Malaysia Airlines MH370 update roundup: Airline found to only have contacted missing flight 370 twice; Power outage; Search to resume in August

Judith Aparri

|

Thursday, July 03 2014

Malaysia Airlines Boeing 777 of the same type as the lost Flight MH370.Credit: FLICKR / Aero Icarus

It has been over 100 days since the missing Malaysia Airlines Flight MH370 disappeared, and there are still no traces of it.

People are asking, where in the world is Flight 370?

The search for the flight, which has been participated in by countries worldwide, has not delivered promising results after the missing plane disappeared without a trace.

On June 26, after a close examination of a report concerning the disappearance of Flight MH370 by the Australian Transport Safety Bureau, it was believed that for a period of over six hours, Malaysia Airlines made only two attempts to reach Flight MH370 by phone.

This is also one of the reasons as to why hints to the flight's status and location were lost, causing a hurtful image of the region's air safety regulation.

And, it appears, the mystery is deepening.

Follow us

The report eliminated the suspicion that the plane's pilot, Zaharie Ahmad Shah, programmed the plane beforehand to crash, as it showed no one had used waypoints to direct the course of the Boeing 777 jet to a possible doom.

However, this does not remove the suspicion that someone used auto-pilot to steer the plane southward.

It also appeared that emergency procedures were not immediately applied when contact with the flight was lost.

Richard Woodward, a pilot who served Qantas flying Airbus A380s, but with a test-pilot background on the Boeing 777, said if the ground-based air-traffic control had made contact attempts to MH370, there would have hints as to where the aircraft went down.

Meanwhile, investigators also found the plane's cockpit had been tampered with, and the Boeing 777 had an unexplained power outage during the flight's early stages.

Experts said this is could have been one of the attempts to make it undetectable by radar.

The missing Malaysia Airlines MH370 flight went off course at 1:25 a.m., a few minutes after the pilots had the last voice contact with air traffic control.
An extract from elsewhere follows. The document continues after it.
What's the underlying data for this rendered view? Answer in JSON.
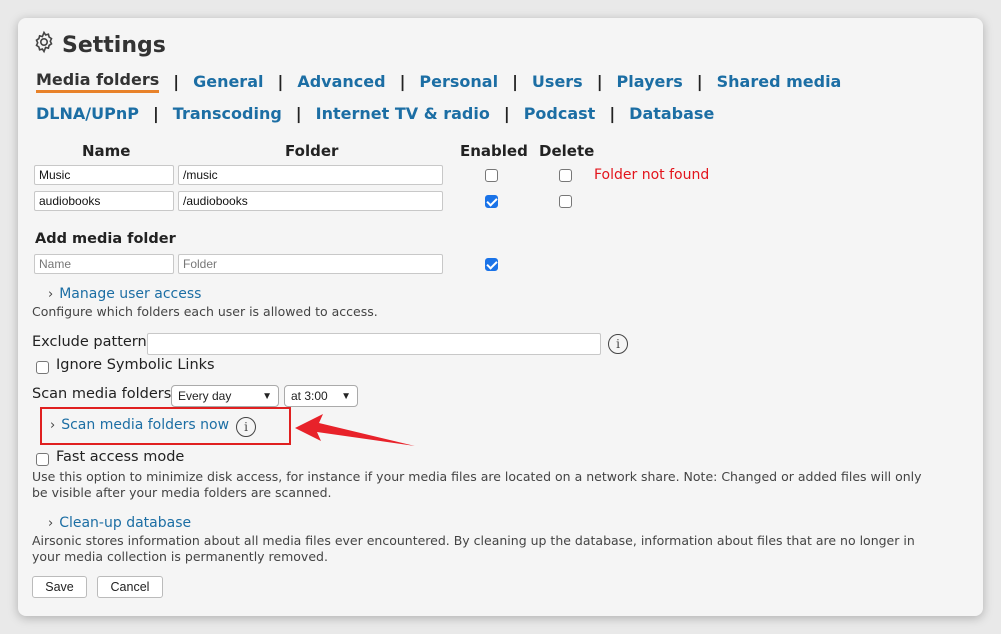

The Boeing 777 then veered southwest and deliberately turned south for a second time, over the Indian Ocean.

The first deviated turn can be justified as a result of an emergency decision, such as a fire. However, the primary data from a radar in Malaysia shows a second, deliberate, turn took place towards the Indian Ocean.

The Malaysia Airlines Flight MH370 search operations are now moving further south. The search will pick up in a new area, which covers approximately 23,000 square miles, and will resume in August. The search is estimated to last for at least a year.

Copyright © 2014 Ecumenical News

Follow Us

EN Newsletter

Free Sign up now!


Real Time Web Analytics